Task to complete = Scan the material for the word "是否通过", and copy each line where it shows up.

Records for the task =

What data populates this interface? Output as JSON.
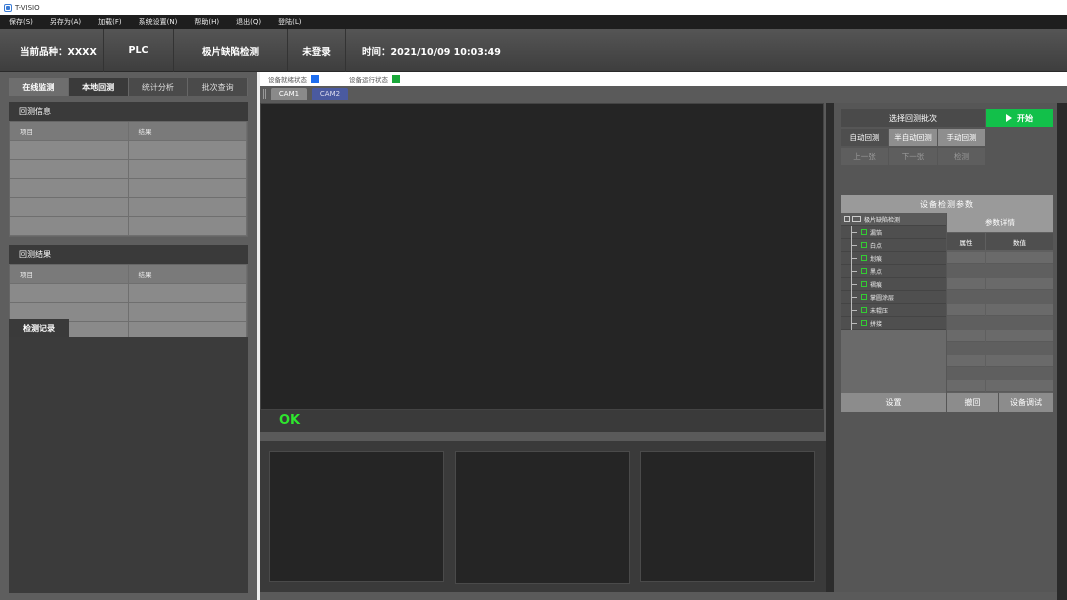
{
  "app": {
    "title": "T-VISIO"
  },
  "menu": [
    "保存(S)",
    "另存为(A)",
    "加载(F)",
    "系统设置(N)",
    "帮助(H)",
    "退出(Q)",
    "登陆(L)"
  ],
  "header": {
    "product": "当前品种：XXXX",
    "plc": "PLC",
    "mode": "极片缺陷检测",
    "login": "未登录",
    "time": "时间：2021/10/09 10:03:49"
  },
  "left_tabs": [
    "在线监测",
    "本地回测",
    "统计分析",
    "批次查询"
  ],
  "replay_info": {
    "title": "回测信息",
    "col_item": "项目",
    "col_result": "结果"
  },
  "replay_result": {
    "title": "回测结果",
    "col_item": "项目",
    "col_result": "结果"
  },
  "record": {
    "title": "检测记录"
  },
  "status": {
    "ready_label": "设备就绪状态",
    "ready_color": "#1e6ef0",
    "run_label": "设备运行状态",
    "run_color": "#1aa83a"
  },
  "cams": [
    "CAM1",
    "CAM2"
  ],
  "result": {
    "text": "OK",
    "color": "#2ee62e"
  },
  "controls": {
    "select_batch": "选择回测批次",
    "start": "开始",
    "auto": "自动回测",
    "semi": "半自动回测",
    "manual": "手动回测",
    "prev": "上一张",
    "next": "下一张",
    "detect": "检测"
  },
  "params": {
    "title": "设备检测参数",
    "root": "极片缺陷检测",
    "items": [
      "漏箔",
      "白点",
      "划痕",
      "黑点",
      "褶痕",
      "掌圆涂层",
      "未辊压",
      "拼接"
    ],
    "detail_title": "参数详情",
    "col_attr": "属性",
    "col_value": "数值"
  },
  "bottom": {
    "settings": "设置",
    "undo": "撤回",
    "debug": "设备调试"
  }
}
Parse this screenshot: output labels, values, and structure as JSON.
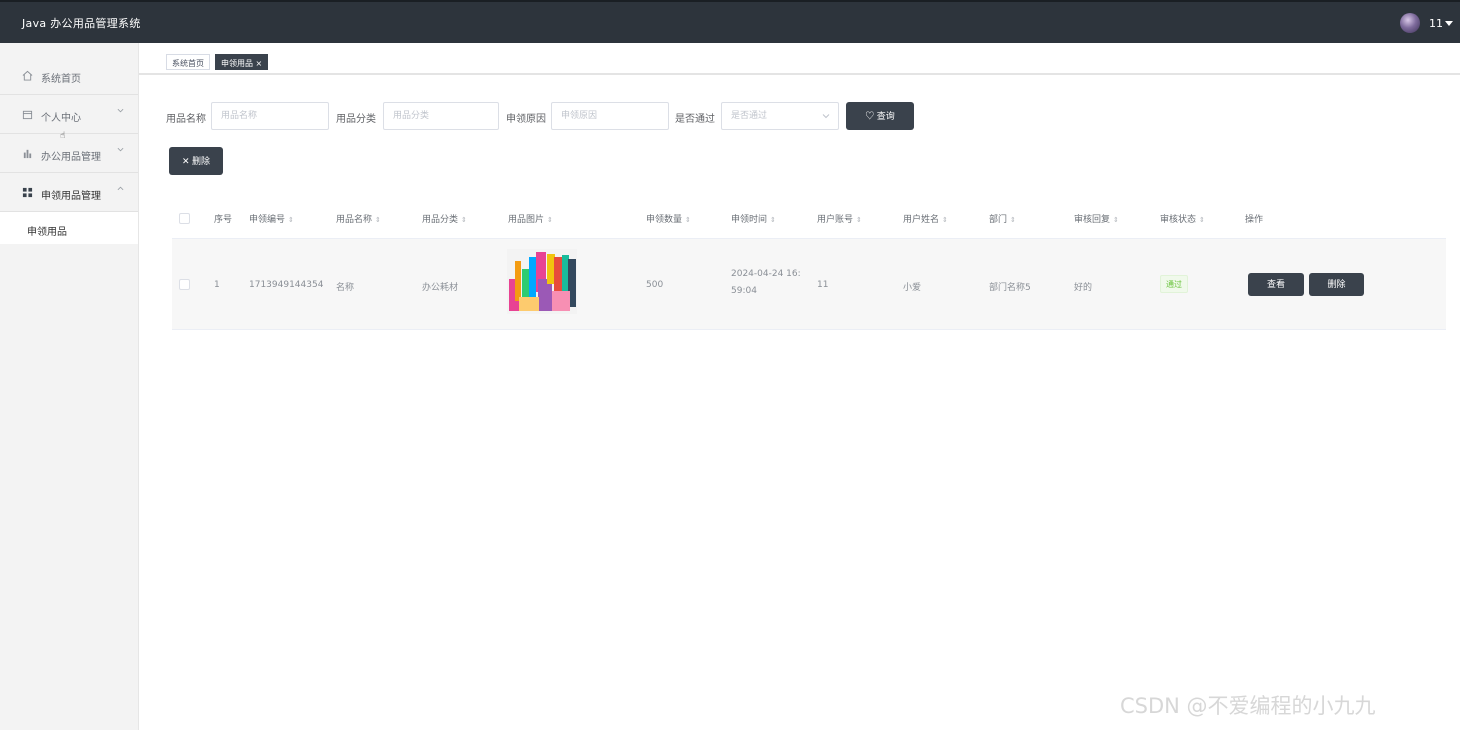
{
  "app": {
    "title": "Java 办公用品管理系统"
  },
  "user": {
    "name": "11"
  },
  "sidebar": {
    "items": [
      {
        "label": "系统首页",
        "icon": "home-icon"
      },
      {
        "label": "个人中心",
        "icon": "calendar-icon"
      },
      {
        "label": "办公用品管理",
        "icon": "bar-chart-icon"
      },
      {
        "label": "申领用品管理",
        "icon": "grid-icon"
      }
    ],
    "sub_items": [
      {
        "label": "申领用品"
      }
    ]
  },
  "tabs": [
    {
      "label": "系统首页"
    },
    {
      "label": "申领用品 ×"
    }
  ],
  "search": {
    "name_label": "用品名称",
    "name_placeholder": "用品名称",
    "category_label": "用品分类",
    "category_placeholder": "用品分类",
    "reason_label": "申领原因",
    "reason_placeholder": "申领原因",
    "passed_label": "是否通过",
    "passed_placeholder": "是否通过",
    "query_button": "♡ 查询"
  },
  "actions": {
    "delete_button": "✕ 删除"
  },
  "table": {
    "headers": [
      "序号",
      "申领编号",
      "用品名称",
      "用品分类",
      "用品图片",
      "申领数量",
      "申领时间",
      "用户账号",
      "用户姓名",
      "部门",
      "审核回复",
      "审核状态",
      "操作"
    ],
    "rows": [
      {
        "index": "1",
        "apply_no": "1713949144354",
        "item_name": "名称",
        "category": "办公耗材",
        "quantity": "500",
        "time_line1": "2024-04-24 16:",
        "time_line2": "59:04",
        "account": "11",
        "username": "小爱",
        "department": "部门名称5",
        "reply": "好的",
        "status": "通过",
        "view_button": "查看",
        "delete_button": "删除"
      }
    ]
  },
  "watermark": "CSDN @不爱编程的小九九",
  "colors": {
    "topbar": "#2d343c",
    "button_dark": "#3a424c",
    "status_green": "#67c23a"
  }
}
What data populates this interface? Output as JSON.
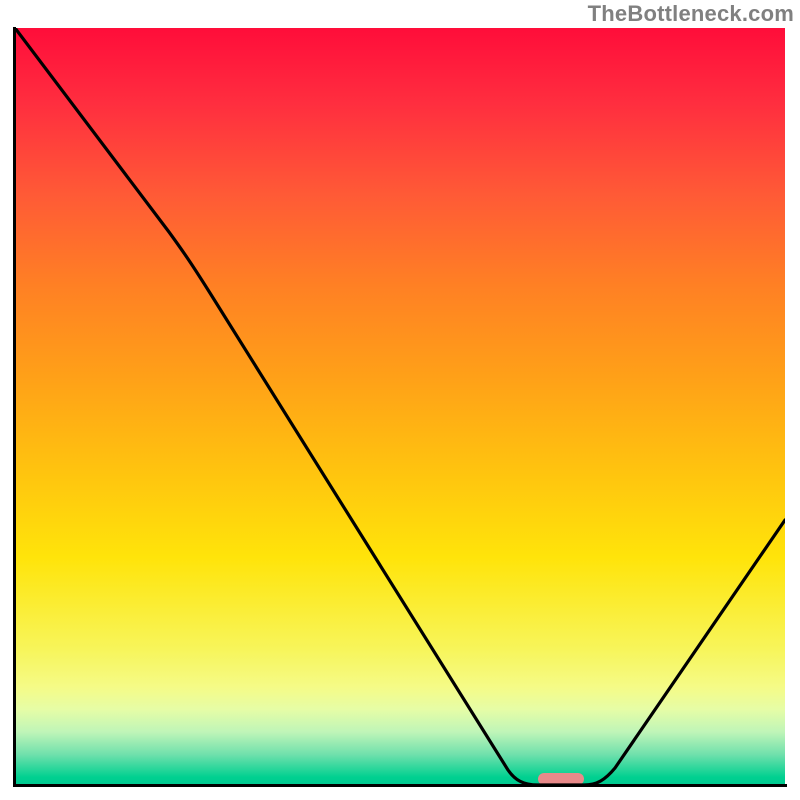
{
  "watermark": "TheBottleneck.com",
  "colors": {
    "gradient_top": "#ff0d3a",
    "gradient_bottom": "#00c890",
    "axis": "#000000",
    "curve": "#000000",
    "marker": "#e98a8a",
    "watermark": "#808080"
  },
  "chart_data": {
    "type": "line",
    "title": "",
    "xlabel": "",
    "ylabel": "",
    "xlim": [
      0,
      100
    ],
    "ylim": [
      0,
      100
    ],
    "x": [
      0,
      20,
      64,
      68,
      74,
      100
    ],
    "values": [
      100,
      73,
      2,
      0,
      0,
      35
    ],
    "marker": {
      "x_start": 68,
      "x_end": 74,
      "y": 0
    },
    "background": "rainbow-vertical-gradient"
  }
}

Completed task =
    "passed_label": "是否通过",
    "passed_placeholder": "是否通过",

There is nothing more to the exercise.